Female Combat Veterans Share Experiences Through Exhibit
September 10, 2008
Fort Lee, Va. (Sept. 10, 2008) -- A new exhibit at the Visual Arts Center in Richmond will feature portraits and experiences of Fort Lee female combat veterans.
The exhibition, entitled "When Janey Comes Marching Home: Portraits of Women Combat Veterans," is a series of large-scale photographic portraits accompanied by oral histories of American female military members who served in Iraq and Afghanistan.
The public reception will be held Friday evening at 1812 West Main Street. The exhibit runs through Nov. 16.
The exhibit is a joint effort of photographer Sascha Pflaeging and author Laura Browder.
"The powerful images and accompanying stories making up this exhibition should heighten awareness, generate discussion and broaden public understanding of women Soldiers and their wartime experiences in Iraq and Afghanistan," said Ashley Kistler, exhibition curator. "We hope 'When Janey Comes Marching Home' will also undermine stereotypes and preconceptions about women in war."
Capt. Beth Rohler, 49th Quartermaster Group adjutant and public affairs officer, is among the Soldiers represented in the exhibition.
"I feel it is important for the public to hear good news stories related to deployments," said Rohler. "Americans need to hear the other side of the 'tragic' story the media sometimes portrays."
Rohler said her story was about the daily life in Iraq.
"I shared stories from my deployment, most of which are pretty boring compared to others," she said. "I was a platoon leader in a field services company that provided laundry and shower services to Soldiers in combat. My unit did not see any hostile action aside from mortar fire.
"It wasn't too different from being here in the states, but we did service Soldiers who were kicking in doors and losing fellow Soldiers in combat, so we got a little taste of it," Rohler said.
Another Fort Lee Soldier, Staff Sgt. Connica P. McFadden, Company R, 262nd QM Battalion, Petroleum and Water Department instruction writer, participated in the exhibit to let people see the role of women in combat.

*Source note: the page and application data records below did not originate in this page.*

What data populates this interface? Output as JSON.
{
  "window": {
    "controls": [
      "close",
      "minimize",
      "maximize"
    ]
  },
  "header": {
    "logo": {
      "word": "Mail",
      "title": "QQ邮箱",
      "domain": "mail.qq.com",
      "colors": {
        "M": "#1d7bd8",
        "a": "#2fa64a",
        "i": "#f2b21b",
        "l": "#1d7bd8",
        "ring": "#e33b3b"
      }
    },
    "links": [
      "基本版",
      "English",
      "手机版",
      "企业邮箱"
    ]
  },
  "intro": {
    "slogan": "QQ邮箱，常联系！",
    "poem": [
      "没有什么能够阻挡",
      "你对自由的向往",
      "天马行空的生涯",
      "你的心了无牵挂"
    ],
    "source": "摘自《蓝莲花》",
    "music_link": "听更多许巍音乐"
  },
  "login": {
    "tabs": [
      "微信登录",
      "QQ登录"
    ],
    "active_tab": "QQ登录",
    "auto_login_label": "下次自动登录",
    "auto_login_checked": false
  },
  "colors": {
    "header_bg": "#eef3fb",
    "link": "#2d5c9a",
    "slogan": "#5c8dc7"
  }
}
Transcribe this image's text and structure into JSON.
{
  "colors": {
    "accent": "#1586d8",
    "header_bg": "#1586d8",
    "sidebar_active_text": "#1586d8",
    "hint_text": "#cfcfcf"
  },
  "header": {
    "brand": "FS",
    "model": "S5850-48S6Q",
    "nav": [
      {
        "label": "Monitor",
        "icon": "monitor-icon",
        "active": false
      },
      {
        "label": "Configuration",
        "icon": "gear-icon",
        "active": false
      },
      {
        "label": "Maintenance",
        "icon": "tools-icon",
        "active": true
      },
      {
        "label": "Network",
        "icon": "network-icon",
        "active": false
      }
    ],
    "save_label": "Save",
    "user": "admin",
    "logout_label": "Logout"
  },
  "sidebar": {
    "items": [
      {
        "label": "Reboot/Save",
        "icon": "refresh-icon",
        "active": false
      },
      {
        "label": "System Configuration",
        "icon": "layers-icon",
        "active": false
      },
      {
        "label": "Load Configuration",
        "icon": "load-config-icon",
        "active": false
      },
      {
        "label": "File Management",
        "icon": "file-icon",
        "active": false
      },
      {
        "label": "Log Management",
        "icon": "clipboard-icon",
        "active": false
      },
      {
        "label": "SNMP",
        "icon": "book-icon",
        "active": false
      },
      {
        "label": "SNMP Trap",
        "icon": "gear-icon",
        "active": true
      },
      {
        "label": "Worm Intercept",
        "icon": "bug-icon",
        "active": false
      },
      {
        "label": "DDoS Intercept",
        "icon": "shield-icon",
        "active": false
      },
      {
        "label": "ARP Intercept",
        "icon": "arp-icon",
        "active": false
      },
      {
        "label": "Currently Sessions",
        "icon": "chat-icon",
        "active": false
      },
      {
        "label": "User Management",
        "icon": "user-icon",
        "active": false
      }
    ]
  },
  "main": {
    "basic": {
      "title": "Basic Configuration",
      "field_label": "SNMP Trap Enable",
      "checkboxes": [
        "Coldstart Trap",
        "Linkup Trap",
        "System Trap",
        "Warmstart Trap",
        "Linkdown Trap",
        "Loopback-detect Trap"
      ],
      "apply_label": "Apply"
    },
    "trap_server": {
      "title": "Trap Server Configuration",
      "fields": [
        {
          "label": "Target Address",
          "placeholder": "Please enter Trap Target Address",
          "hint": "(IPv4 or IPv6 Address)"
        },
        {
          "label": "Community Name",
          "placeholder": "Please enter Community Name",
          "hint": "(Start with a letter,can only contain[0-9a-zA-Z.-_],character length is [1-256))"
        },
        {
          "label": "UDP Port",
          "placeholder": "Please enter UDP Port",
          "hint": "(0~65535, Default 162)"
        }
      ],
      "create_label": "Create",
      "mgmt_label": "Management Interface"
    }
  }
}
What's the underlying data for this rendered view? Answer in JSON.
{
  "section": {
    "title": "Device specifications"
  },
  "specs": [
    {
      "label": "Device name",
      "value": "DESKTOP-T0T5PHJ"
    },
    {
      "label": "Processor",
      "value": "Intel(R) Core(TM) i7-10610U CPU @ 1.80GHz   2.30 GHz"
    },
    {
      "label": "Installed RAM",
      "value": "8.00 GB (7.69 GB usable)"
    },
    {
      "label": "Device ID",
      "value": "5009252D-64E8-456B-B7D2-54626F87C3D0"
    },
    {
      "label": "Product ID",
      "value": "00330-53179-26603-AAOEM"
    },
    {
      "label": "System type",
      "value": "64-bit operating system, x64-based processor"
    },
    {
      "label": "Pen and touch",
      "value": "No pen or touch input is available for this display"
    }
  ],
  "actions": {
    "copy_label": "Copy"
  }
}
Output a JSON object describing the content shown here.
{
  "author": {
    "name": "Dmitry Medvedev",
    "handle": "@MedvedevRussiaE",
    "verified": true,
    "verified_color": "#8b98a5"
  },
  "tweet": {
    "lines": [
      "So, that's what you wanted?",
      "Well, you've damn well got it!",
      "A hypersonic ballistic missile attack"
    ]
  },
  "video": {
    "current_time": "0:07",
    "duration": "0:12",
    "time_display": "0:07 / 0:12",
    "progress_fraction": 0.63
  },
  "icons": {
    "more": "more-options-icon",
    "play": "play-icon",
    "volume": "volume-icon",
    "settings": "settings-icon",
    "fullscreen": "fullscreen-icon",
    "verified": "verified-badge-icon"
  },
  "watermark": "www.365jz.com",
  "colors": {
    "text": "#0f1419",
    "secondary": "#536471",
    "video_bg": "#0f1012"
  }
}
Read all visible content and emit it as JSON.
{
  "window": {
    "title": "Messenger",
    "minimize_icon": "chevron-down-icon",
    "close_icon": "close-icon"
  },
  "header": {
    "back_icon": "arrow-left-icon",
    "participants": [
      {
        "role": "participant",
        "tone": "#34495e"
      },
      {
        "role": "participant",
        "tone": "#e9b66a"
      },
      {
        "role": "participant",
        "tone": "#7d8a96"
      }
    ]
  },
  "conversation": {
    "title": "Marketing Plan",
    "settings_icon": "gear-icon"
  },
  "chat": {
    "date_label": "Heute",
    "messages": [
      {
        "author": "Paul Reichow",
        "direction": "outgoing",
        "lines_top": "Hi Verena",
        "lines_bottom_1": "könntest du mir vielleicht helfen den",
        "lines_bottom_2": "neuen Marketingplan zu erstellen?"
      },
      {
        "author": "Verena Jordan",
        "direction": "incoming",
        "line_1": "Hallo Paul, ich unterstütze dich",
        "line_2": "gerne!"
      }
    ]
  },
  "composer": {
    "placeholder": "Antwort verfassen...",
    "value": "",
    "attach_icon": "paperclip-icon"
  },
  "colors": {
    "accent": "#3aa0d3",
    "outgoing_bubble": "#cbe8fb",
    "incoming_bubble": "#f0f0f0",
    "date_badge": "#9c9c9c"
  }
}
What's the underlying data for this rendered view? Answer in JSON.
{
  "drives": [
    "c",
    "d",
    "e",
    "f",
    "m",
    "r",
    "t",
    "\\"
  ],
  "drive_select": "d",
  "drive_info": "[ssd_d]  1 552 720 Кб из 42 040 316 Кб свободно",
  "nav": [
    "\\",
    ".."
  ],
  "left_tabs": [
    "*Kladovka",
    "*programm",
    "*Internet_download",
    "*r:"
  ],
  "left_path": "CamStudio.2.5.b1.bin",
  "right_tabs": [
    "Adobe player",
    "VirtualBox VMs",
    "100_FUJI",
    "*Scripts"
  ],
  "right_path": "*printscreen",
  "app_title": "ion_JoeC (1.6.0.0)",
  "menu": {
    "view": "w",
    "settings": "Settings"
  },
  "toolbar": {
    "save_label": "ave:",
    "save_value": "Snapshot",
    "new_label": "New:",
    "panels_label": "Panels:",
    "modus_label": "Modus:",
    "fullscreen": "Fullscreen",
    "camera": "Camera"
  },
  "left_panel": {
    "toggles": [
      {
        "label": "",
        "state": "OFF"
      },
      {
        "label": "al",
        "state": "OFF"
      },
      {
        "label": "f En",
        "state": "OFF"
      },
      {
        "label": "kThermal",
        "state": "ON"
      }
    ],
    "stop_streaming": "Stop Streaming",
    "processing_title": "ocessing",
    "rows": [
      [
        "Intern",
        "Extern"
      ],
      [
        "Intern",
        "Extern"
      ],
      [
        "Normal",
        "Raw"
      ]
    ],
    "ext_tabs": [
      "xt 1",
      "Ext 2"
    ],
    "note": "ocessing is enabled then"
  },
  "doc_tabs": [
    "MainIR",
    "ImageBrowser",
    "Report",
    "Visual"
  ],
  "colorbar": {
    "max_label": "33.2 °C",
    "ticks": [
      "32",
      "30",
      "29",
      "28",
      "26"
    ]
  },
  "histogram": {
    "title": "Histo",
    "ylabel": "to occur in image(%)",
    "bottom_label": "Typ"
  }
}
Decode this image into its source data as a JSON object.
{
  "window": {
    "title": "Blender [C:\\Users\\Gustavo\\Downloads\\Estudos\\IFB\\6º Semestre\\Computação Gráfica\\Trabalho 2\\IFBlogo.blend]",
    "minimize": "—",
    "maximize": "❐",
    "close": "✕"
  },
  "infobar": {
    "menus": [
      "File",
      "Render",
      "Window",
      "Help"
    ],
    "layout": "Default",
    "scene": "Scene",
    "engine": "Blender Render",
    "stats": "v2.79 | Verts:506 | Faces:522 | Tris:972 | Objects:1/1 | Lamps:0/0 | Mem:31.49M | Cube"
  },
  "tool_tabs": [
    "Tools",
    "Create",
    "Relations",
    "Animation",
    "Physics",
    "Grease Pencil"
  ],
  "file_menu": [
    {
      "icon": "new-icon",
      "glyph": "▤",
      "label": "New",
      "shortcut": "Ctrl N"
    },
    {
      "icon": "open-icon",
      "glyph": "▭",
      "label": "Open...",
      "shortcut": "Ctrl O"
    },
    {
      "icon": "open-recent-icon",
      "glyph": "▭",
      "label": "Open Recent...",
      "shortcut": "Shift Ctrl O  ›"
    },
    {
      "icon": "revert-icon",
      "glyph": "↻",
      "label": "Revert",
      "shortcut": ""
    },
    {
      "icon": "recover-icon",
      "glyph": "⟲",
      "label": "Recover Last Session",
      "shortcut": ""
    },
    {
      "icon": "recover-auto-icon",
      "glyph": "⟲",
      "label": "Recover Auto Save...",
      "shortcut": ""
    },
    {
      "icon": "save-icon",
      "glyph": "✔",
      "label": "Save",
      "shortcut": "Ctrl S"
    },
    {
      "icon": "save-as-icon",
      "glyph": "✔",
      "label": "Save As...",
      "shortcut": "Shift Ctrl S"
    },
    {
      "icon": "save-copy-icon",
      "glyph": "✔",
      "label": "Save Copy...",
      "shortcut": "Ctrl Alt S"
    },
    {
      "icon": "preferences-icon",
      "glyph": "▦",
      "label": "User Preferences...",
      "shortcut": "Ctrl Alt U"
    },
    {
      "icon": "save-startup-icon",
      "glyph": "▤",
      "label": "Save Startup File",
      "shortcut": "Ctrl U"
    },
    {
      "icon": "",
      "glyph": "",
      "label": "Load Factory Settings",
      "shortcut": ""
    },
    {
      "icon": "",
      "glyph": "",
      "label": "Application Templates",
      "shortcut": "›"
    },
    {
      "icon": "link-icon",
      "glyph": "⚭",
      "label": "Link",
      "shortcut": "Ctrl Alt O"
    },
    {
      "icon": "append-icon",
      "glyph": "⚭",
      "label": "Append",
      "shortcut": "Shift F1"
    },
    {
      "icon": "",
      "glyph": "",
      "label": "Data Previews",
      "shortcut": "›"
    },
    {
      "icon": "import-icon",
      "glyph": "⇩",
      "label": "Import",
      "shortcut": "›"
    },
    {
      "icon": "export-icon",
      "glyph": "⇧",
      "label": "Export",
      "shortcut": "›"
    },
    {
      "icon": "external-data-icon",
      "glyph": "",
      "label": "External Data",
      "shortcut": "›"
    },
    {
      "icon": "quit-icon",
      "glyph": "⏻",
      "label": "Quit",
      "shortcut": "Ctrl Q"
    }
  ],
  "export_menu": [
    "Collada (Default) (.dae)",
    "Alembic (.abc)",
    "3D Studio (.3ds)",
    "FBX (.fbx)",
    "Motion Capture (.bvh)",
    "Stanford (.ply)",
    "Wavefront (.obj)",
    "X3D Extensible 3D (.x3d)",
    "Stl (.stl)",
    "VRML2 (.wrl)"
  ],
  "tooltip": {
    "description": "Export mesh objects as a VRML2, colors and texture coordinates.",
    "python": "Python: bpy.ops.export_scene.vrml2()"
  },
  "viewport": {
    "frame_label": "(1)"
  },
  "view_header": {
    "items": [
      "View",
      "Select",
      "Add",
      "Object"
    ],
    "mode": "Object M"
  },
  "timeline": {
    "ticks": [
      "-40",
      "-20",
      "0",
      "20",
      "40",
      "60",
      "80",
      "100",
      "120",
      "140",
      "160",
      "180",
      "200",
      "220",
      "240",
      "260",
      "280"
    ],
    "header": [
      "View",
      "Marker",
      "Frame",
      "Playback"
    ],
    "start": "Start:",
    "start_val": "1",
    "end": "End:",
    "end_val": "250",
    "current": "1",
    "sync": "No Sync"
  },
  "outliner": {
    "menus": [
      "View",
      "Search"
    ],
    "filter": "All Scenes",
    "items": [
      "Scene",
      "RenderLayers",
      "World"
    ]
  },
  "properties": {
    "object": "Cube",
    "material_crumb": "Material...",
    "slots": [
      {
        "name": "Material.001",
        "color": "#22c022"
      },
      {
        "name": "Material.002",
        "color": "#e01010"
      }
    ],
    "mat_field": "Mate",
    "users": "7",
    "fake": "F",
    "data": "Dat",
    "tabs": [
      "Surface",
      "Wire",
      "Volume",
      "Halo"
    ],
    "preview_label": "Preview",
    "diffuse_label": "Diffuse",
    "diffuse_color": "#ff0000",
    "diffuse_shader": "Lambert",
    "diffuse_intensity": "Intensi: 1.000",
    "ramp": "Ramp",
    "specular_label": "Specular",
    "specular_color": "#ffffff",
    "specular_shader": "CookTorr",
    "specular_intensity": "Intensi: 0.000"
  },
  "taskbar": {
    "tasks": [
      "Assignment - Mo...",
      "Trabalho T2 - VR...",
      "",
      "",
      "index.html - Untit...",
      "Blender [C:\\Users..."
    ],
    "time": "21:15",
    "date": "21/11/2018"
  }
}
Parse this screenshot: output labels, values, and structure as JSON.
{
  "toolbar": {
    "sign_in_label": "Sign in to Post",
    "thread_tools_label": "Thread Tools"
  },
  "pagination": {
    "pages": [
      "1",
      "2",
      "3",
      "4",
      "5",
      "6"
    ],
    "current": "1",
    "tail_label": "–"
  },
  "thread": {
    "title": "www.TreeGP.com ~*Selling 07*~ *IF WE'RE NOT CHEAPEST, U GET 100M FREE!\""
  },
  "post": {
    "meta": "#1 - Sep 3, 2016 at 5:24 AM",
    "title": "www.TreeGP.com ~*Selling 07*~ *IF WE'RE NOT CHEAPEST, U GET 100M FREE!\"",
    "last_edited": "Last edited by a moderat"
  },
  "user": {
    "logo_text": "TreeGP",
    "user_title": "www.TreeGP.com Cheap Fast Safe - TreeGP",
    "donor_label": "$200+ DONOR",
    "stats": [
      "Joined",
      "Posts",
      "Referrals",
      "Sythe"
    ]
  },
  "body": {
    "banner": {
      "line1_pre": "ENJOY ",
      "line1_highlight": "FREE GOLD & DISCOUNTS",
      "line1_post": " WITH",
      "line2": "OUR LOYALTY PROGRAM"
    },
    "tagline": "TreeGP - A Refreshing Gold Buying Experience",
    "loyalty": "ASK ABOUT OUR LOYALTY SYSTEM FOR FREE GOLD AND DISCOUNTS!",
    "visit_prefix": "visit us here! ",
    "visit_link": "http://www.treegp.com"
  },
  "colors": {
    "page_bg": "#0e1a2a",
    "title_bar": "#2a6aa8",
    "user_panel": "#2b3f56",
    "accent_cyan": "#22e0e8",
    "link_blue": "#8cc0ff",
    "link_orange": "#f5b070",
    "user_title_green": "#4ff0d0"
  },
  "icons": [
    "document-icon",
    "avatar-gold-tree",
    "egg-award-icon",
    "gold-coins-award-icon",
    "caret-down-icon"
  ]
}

"Some people think that we are in the back while all the work is being done," McFadden said. "I let them know that we weren't just doing clerical work. Female Soldiers also had to kick in doors, do convoys and pull guard and security shifts."
Female military members contribute a lot to combat operations, said Rohler.
"Women play such an important role in our military today, and those roles have evolved very quickly since the woman's first opportunity in the Women's Army Corps," she said. "I consider myself an equal among my male peers and do not see my gender as either an advantage or disadvantage."
McFadden wants the exhibit to enlighten her fellow female Soldiers.
"I wanted to reach out to other young female Soldiers and military spouses," she said. "It (the exhibition) shows people that we are out there getting the job done while also dealing with the stresses of missing our children and Families. We see the same things everyone else sees. I want females to know that we can get the job done."
(Information for this article provided by the Visual Arts Center of Richmond.)